This really bums me out.
A FORMER NAVY SEAL who shot Osama bin Laden and wrote a bestselling book about the raid is now the subject of a widening federal criminal investigation into whether he used his position as an elite commando for personal profit while on active duty, according to two people familiar with the case.
Matthew Bissonnette, the former SEAL and author of “No Easy Day,” a firsthand account of the 2011 bin Laden operation, had already been under investigation by both the Justice Department and the Navy for revealing classified information. The two people familiar with the probe said the current investigation, led by the Naval Criminal Investigative Service, expanded after Bissonnette agreed to hand over a hard drive containing an unauthorized photo of the al Qaeda leader’s corpse. The government has fought to keep pictures of bin Laden’s body from being made public for what it claims are national security reasons.

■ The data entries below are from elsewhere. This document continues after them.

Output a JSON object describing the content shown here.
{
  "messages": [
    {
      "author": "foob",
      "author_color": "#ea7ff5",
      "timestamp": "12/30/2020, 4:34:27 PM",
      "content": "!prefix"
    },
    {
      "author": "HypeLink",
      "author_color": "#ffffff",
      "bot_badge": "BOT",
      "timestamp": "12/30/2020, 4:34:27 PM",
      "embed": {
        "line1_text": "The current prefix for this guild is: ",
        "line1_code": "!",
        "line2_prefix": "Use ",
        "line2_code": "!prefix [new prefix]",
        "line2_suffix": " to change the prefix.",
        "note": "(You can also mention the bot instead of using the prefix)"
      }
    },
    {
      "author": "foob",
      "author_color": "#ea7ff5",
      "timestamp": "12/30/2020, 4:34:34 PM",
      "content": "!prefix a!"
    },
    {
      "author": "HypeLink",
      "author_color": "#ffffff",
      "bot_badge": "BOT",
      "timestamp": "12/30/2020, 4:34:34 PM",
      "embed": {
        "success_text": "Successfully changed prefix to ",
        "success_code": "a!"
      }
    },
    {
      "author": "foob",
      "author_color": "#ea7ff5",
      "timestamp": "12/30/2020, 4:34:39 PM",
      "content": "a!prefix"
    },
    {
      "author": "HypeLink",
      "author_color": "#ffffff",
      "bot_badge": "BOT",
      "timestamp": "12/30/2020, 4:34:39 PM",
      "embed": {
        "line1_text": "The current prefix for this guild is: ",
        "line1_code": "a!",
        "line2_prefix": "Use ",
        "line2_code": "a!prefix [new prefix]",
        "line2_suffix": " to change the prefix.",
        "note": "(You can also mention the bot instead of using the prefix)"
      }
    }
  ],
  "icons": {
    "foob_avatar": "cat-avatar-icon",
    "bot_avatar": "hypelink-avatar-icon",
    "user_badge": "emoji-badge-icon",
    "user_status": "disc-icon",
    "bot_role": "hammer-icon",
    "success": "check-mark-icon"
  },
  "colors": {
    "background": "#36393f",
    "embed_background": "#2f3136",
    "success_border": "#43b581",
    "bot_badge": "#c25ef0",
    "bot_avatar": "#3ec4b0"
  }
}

I listened to both of Bissonnette’s books — “No Easy Day,” and “No Hero: The Evolution of a Navy SEAL.” I got a lot out of them, particularly the second book, which deals with training and mind-set — things that are useful to a civilian who values resilience, determination, skill-development, etc. Neither book struck me as self-aggrandizing — though he was obviously looking to make some money. As I understand it, the profits from “No Easy Day” have been confiscated.
I take Bissonnette at his word — that he wanted to inspire others the way he’d been inspired by books about the SEALs in Vietnam.
Clearly, the man blew it by not getting “No Easy Day” vetted. That was dumb. On the other hand, I don’t recall hearing anything in that book that would reveal anything about tactics, technique or equipment that seemed like it would put operations or operators at risk. It wasn’t any more detailed or graphic than watching “Zero Dark Thirty,” which the CIA and the Pentagon went out of their way to assist.
If he kept a bin Laden photo that he shouldn’t have, well, shame on him, I guess.
This smacks of the wheels of a vast, vindictive bureaucracy crushing a maverick — and that kind of shit sends a shiver of existential horror through my soul.
On the other hand, his former comrades seem to have abandoned him, which may indicate that he really was out of line — not just with the bureaucracy, but with his culture.
Bissonnette was seen as a rising star within the SEAL Team 6 command. According to several former SEAL Team 6 operators, he was once described by his commanding officer as the model for naval commandos: smart, discriminating, and lethal. Bissonnette has said in public interviews that the same officer now refuses to speak to him….
According to two retired SEAL Team 6 operators, Bissonnette’s name has been added to a rock kept at the Virginia Beach SEAL Team 6 base. The rock is used to mark former members who are no longer welcome at the command, including former SEALs who have violated a series of unwritten codes of conduct among the unit.
That’s gotta hurt…
I understand that the unwritten code of conduct includes being a Quiet Professional. Kind of a “first rule of fight club” deal. But if there’s a problem there, it ain’t one guy — it’s cultural. Bissonnette is far from the only SEAL who has violated that code. Hell, they had active personnel in the movie “Act of Valor.” Double standard?
(* See comments below. Brett Miller has a good explanation for why Bissonnette’s mates are pissed).
You don’t see this kind of thing happening with “Delta Force.” Just sayin’….
I don’t know — maybe the guy deserves to be thrown under the bus. Maybe there’s some bad blood because other team members felt exploited for financial gain. Again, seems like he’s not the only one to violate tribal norms…
I’m not in a position to know all the facts. Like Will Rogers, I only know what I read in the papers — and I’d be very interested to hear anyone’s insights, pro/con/in-between. My sympathies always gravitate toward the ardent-hearted mavericks (see every post about Waylon Jennings or Steve Earle), so until I hear something more definitive, I’m going to continue to regard Bissonnette as a good guy, a latter-day Frontier Partisan warrior who blundered across a line and into the soulless meat grinder of an unforgiving bureaucracy.